Advice stick to the European made boots.

#13 Comment By Alan Bostock On 5 June, 2011 @ 9:47 pm

Hi fellow walker.

I was reading about your Salomon problems so thought I would join in …..
I have been looking around for a Salomon UK website with the head office details so I can talk to someone about what to do with my boots that are 2.5 years old, only walked maybe 200 miles in the UK rolling hills and the stitching has exploded leaving me with wet feet (we do not like wet feet).
I originally spoke to the outlet shop who told me I was outside the 2 year warranty for Salomon boots so I had to deal with the manufacturer. “Oh, can you help me with their phone number please?” “Sorry sir, we do not have one for Salomon, just for our suppliers and we can’t give that out.”
So here I am, have found a number of places I can try ringing bit nothing definitive saying this is who you need to speak with.
Do you have the inside track?

#14 Comment By Mike McGavin On 7 June, 2011 @ 10:48 am

G’day Alan. I’m afraid I couldn’t help you with the manufacturer. In NZ there was only ever an importer/distributor which handled any and all warranty claims via retailers all over the country on behalf of Salomon.

As for my boots, I retired them to being my alpine-only boots a while back. I took them out for the first time in a year back in December, [15]. I noticed when I was back that the heels on both boots had split horizontally! I guess they didn’t like the average 36 degree slope, which is amusing given you’d think with crampon clips that someone in the design team would’ve thought they might be used for that kind of thing. I’ve given up on them.

#15 Comment By Billy Davis On 17 December, 2011 @ 1:11 pm

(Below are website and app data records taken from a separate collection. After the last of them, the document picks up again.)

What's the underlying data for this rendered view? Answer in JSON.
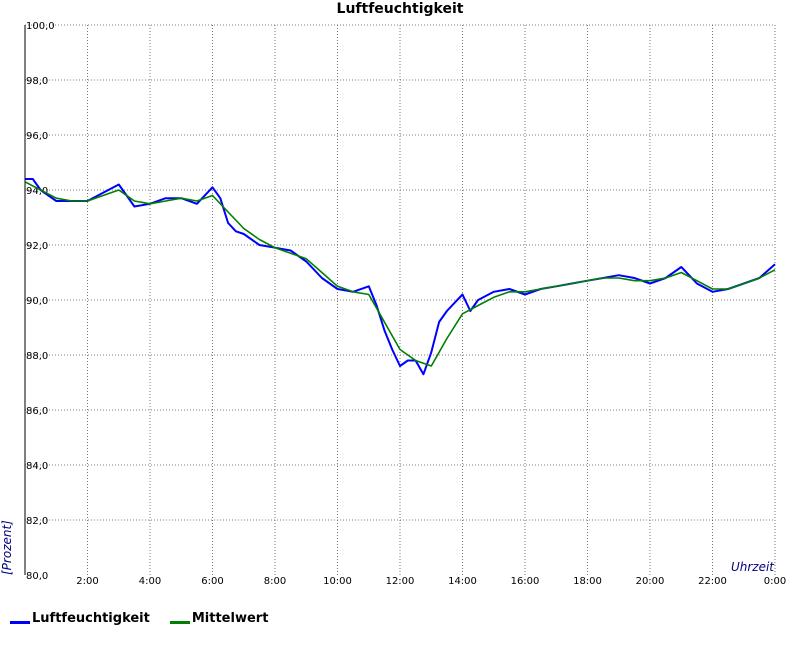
{
  "chart_data": {
    "type": "line",
    "title": "Luftfeuchtigkeit",
    "xlabel": "Uhrzeit",
    "ylabel": "[Prozent]",
    "xlim": [
      0,
      24
    ],
    "ylim": [
      80,
      100
    ],
    "grid": true,
    "y_ticks": [
      {
        "value": 80,
        "label": "80,0"
      },
      {
        "value": 82,
        "label": "82,0"
      },
      {
        "value": 84,
        "label": "84,0"
      },
      {
        "value": 86,
        "label": "86,0"
      },
      {
        "value": 88,
        "label": "88,0"
      },
      {
        "value": 90,
        "label": "90,0"
      },
      {
        "value": 92,
        "label": "92,0"
      },
      {
        "value": 94,
        "label": "94,0"
      },
      {
        "value": 96,
        "label": "96,0"
      },
      {
        "value": 98,
        "label": "98,0"
      },
      {
        "value": 100,
        "label": "100,0"
      }
    ],
    "x_ticks": [
      {
        "value": 2,
        "label": "2:00"
      },
      {
        "value": 4,
        "label": "4:00"
      },
      {
        "value": 6,
        "label": "6:00"
      },
      {
        "value": 8,
        "label": "8:00"
      },
      {
        "value": 10,
        "label": "10:00"
      },
      {
        "value": 12,
        "label": "12:00"
      },
      {
        "value": 14,
        "label": "14:00"
      },
      {
        "value": 16,
        "label": "16:00"
      },
      {
        "value": 18,
        "label": "18:00"
      },
      {
        "value": 20,
        "label": "20:00"
      },
      {
        "value": 22,
        "label": "22:00"
      },
      {
        "value": 24,
        "label": "0:00"
      }
    ],
    "legend_position": "bottom-left",
    "series": [
      {
        "name": "Luftfeuchtigkeit",
        "color": "#0000ff",
        "x": [
          0,
          0.25,
          0.5,
          0.75,
          1,
          1.5,
          2,
          2.5,
          3,
          3.25,
          3.5,
          4,
          4.5,
          5,
          5.5,
          6,
          6.25,
          6.5,
          6.75,
          7,
          7.5,
          8,
          8.5,
          9,
          9.5,
          10,
          10.5,
          11,
          11.25,
          11.5,
          11.75,
          12,
          12.25,
          12.5,
          12.75,
          13,
          13.25,
          13.5,
          13.75,
          14,
          14.25,
          14.5,
          15,
          15.5,
          16,
          16.5,
          17,
          17.5,
          18,
          18.5,
          19,
          19.5,
          20,
          20.5,
          21,
          21.25,
          21.5,
          22,
          22.5,
          23,
          23.5,
          24
        ],
        "values": [
          94.4,
          94.4,
          94.0,
          93.8,
          93.6,
          93.6,
          93.6,
          93.9,
          94.2,
          93.8,
          93.4,
          93.5,
          93.7,
          93.7,
          93.5,
          94.1,
          93.7,
          92.8,
          92.5,
          92.4,
          92.0,
          91.9,
          91.8,
          91.4,
          90.8,
          90.4,
          90.3,
          90.5,
          89.8,
          88.9,
          88.2,
          87.6,
          87.8,
          87.8,
          87.3,
          88.1,
          89.2,
          89.6,
          89.9,
          90.2,
          89.6,
          90.0,
          90.3,
          90.4,
          90.2,
          90.4,
          90.5,
          90.6,
          90.7,
          90.8,
          90.9,
          90.8,
          90.6,
          90.8,
          91.2,
          90.9,
          90.6,
          90.3,
          90.4,
          90.6,
          90.8,
          91.3
        ]
      },
      {
        "name": "Mittelwert",
        "color": "#008000",
        "x": [
          0,
          0.5,
          1,
          1.5,
          2,
          2.5,
          3,
          3.5,
          4,
          4.5,
          5,
          5.5,
          6,
          6.5,
          7,
          7.5,
          8,
          8.5,
          9,
          9.5,
          10,
          10.5,
          11,
          11.5,
          12,
          12.5,
          13,
          13.5,
          14,
          14.5,
          15,
          15.5,
          16,
          16.5,
          17,
          17.5,
          18,
          18.5,
          19,
          19.5,
          20,
          20.5,
          21,
          21.5,
          22,
          22.5,
          23,
          23.5,
          24
        ],
        "values": [
          94.3,
          94.0,
          93.7,
          93.6,
          93.6,
          93.8,
          94.0,
          93.6,
          93.5,
          93.6,
          93.7,
          93.6,
          93.8,
          93.2,
          92.6,
          92.2,
          91.9,
          91.7,
          91.5,
          91.0,
          90.5,
          90.3,
          90.2,
          89.2,
          88.2,
          87.8,
          87.6,
          88.6,
          89.5,
          89.8,
          90.1,
          90.3,
          90.3,
          90.4,
          90.5,
          90.6,
          90.7,
          90.8,
          90.8,
          90.7,
          90.7,
          90.8,
          91.0,
          90.7,
          90.4,
          90.4,
          90.6,
          90.8,
          91.1
        ]
      }
    ]
  }
}
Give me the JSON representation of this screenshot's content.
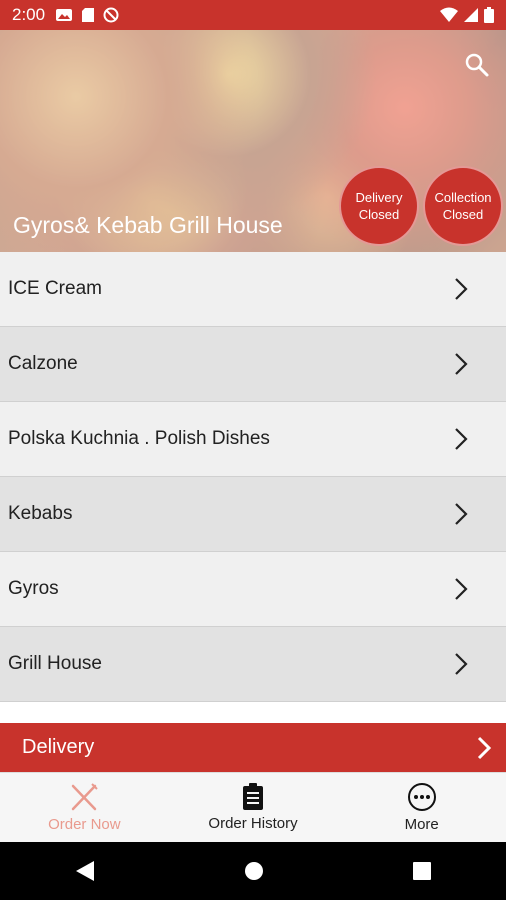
{
  "status_bar": {
    "time": "2:00"
  },
  "hero": {
    "restaurant_name": "Gyros& Kebab Grill House",
    "delivery_badge": {
      "line1": "Delivery",
      "line2": "Closed"
    },
    "collection_badge": {
      "line1": "Collection",
      "line2": "Closed"
    }
  },
  "menu": {
    "categories": [
      {
        "label": "ICE Cream"
      },
      {
        "label": "Calzone"
      },
      {
        "label": "Polska Kuchnia . Polish Dishes"
      },
      {
        "label": "Kebabs"
      },
      {
        "label": "Gyros"
      },
      {
        "label": "Grill House"
      }
    ]
  },
  "delivery_bar": {
    "label": "Delivery"
  },
  "tabs": [
    {
      "label": "Order Now",
      "icon": "fork-knife-icon",
      "active": true
    },
    {
      "label": "Order History",
      "icon": "clipboard-icon",
      "active": false
    },
    {
      "label": "More",
      "icon": "more-dots-icon",
      "active": false
    }
  ],
  "colors": {
    "accent": "#c8332c",
    "active_tab": "#e99a8e"
  }
}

I just wrote Salomon on a pair of Switchs I use when I visit my home in Snowshoe, WV. I rarely wear them as they are incredibly warm and my east coast climate just doesn’t drop that far often. However, they are awesome in the snow. So I went up to West Virginia and the slopes did not open so I took my 5 year old for a hike to on an established trail to a set of water falls. Important note is that she was wearing slip on Dora the Explorer boots(held up well). I just brought them up to give them a wipe down and oil and I noticed that the center eyelet has literally sawed through the leather. I will report back when I hear from them. I am interested to see how it turns out. I hope for the best as I have a ton of Salomon gear but this is the first pair of walking boots I have purchased. At this point in their life span it cost me about $4+ a day to wear them.

#16 Comment By Mike McGavin On 20 December, 2011 @ 12:50 am

Hi Billy. Thanks for the comment. For what it’s worth as I mentioned earlier, the anecdotes I heard from one or two people suggest that it was mostly hiking-style boots that Salomon wasn’t too good at. This was also a few years ago by the time of writing this comment, so they might even have improved by now if there were even the case, or maybe not given your experience. I can never be certain if I just ended up with a dud pair, but it really put me off buying another one given there are so many options to begin with and (at least where I am) very few people advocating for them. It’s so extremely frustrating when this kind of thing happens.

#17 Comment By Geraldine Keith On 23 March, 2015 @ 12:51 pm

I can relate to the problem above, while the boots are really comfortable they do have their problems, after 2 and a half years my boots which have had minimal wear is breaking up in the upper part of the boot (these are not leather boots) above the toes on both boots leaving a big gaping gap where you can see my socks. The sole at the tip of the boot is peeling away making it unsafe to wear as could catch on something. Disappointed to say the least as felt I should get a few more years out of them considering they were retailing at something like $450.